Chandrayaan 2 lander was ready to land on Moon’s surface on September 07, 2019. But just minutes before the landing, the ISRO lost communication with Vikram, when it was 2.1km from the lunar surface.
On September 17, 2019, NASA‘s LRO made its first flyby on the landing site of the Vikram but was not able to spot the lander.
Shanmuga Subramanian, the Chennai-based engineer, contacted the LRO project with the identification of debris. After receiving this tip, the LROC team confirmed the identification by comparing before and after images. When the images for the first mosaic were acquired, the impact point was poorly illuminated and thus not easily identifiable.
Two subsequent image sequences were acquired on Oct. 14 and 15, and November 11. The LROC team scoured the surrounding area in these new mosaics and found the impact site (70.8810°S, 22.7840°E, 834 m elevation) and associated debris field. The November mosaic had the best pixel scale (0.7 meters) and lighting conditions (72° incidence angle).

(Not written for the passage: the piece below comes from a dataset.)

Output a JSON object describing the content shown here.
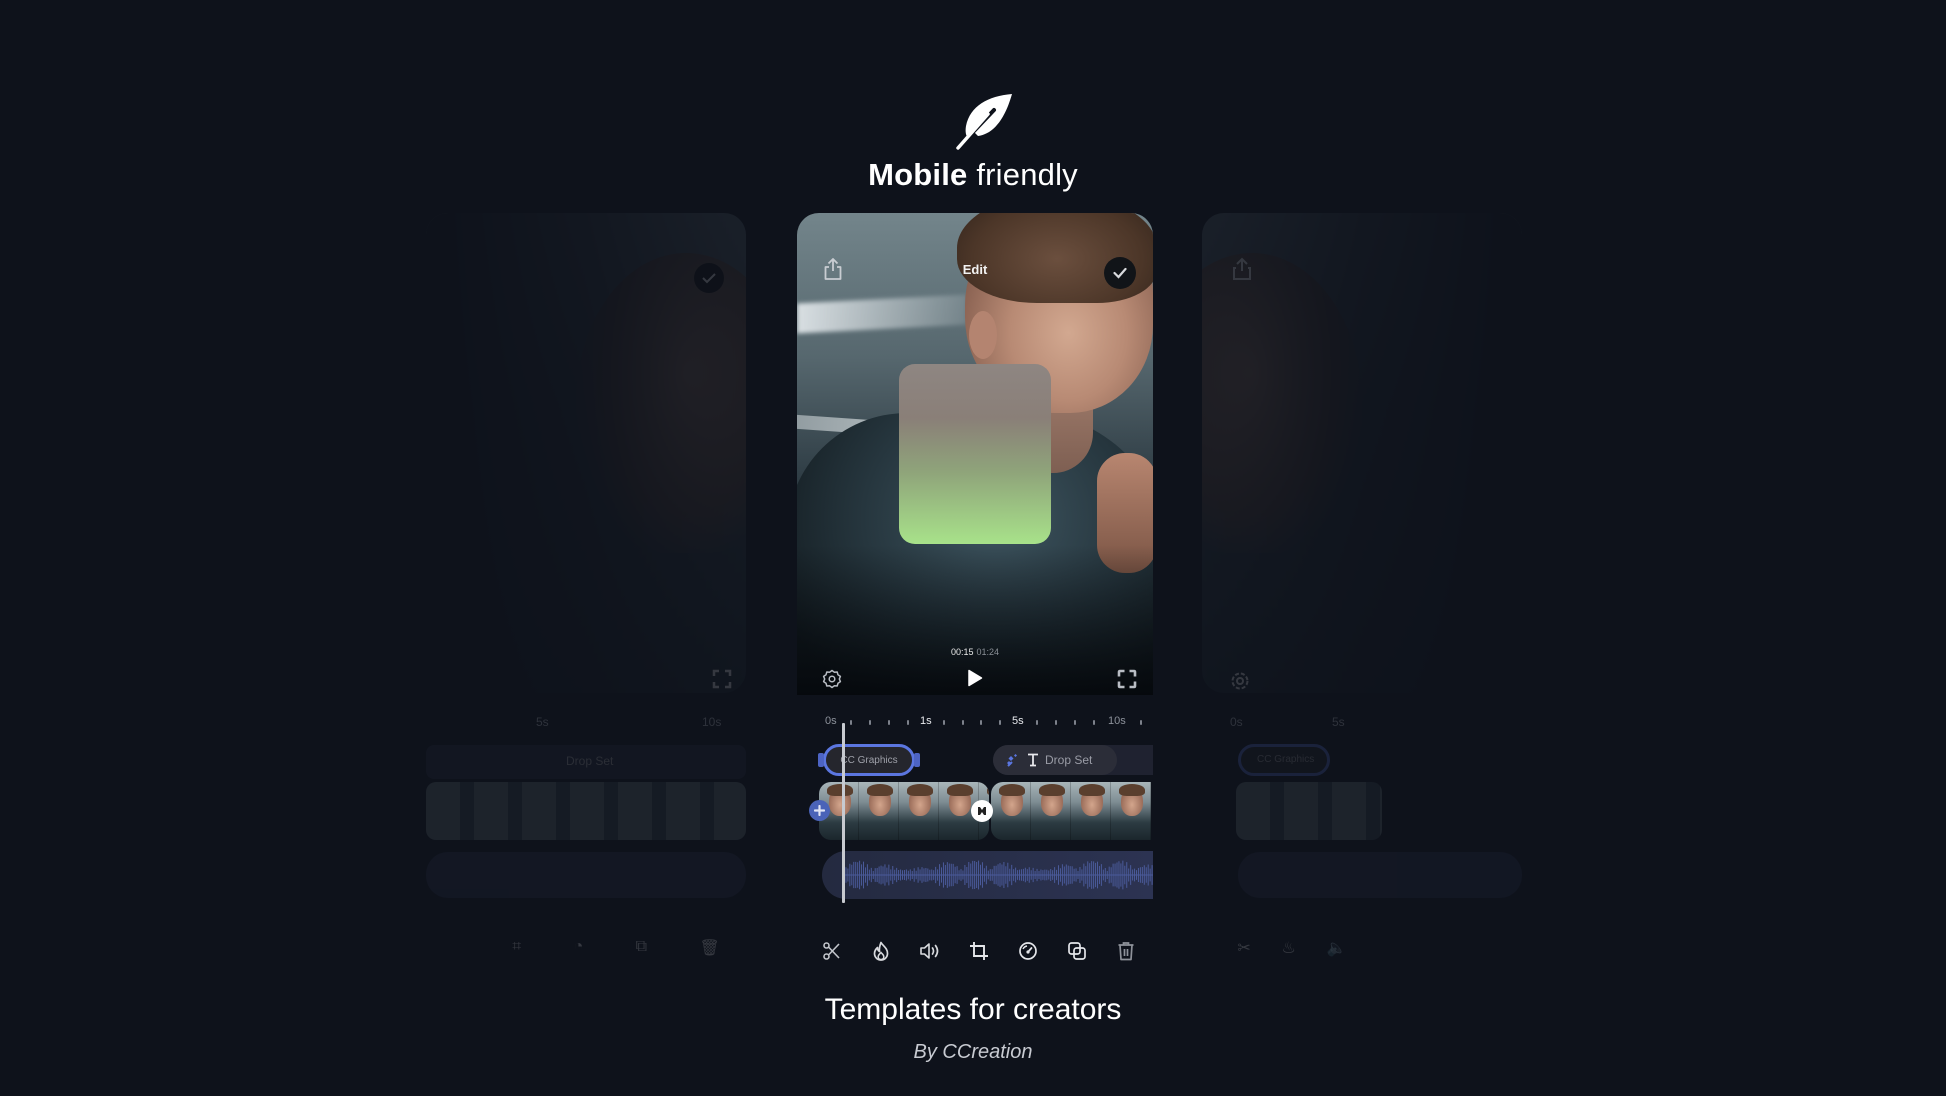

The November mosaic shows best the impact crater, ray, and extensive debris field. The three largest pieces of debris are each about 2×2 pixels and cast a one-pixel shadow. The debris was located about 750 meters northwest of the main crash site.